**Required action**
From the records that follow, give the number of lines that include the word "timestamp", with no further words.

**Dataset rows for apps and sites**
....................

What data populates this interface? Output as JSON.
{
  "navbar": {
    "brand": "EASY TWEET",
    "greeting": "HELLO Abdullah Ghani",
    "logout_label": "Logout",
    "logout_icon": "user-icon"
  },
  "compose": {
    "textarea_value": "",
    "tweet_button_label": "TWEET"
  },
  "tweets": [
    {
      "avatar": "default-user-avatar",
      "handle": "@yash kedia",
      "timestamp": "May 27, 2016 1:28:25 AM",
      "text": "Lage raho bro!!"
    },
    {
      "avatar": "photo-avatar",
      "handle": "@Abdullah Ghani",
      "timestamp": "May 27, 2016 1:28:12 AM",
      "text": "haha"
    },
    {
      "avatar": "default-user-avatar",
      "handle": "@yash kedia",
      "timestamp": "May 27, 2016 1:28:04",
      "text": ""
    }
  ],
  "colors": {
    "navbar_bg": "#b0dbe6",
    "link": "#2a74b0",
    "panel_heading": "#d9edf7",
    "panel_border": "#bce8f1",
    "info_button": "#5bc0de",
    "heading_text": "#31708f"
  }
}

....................

**Your response**
3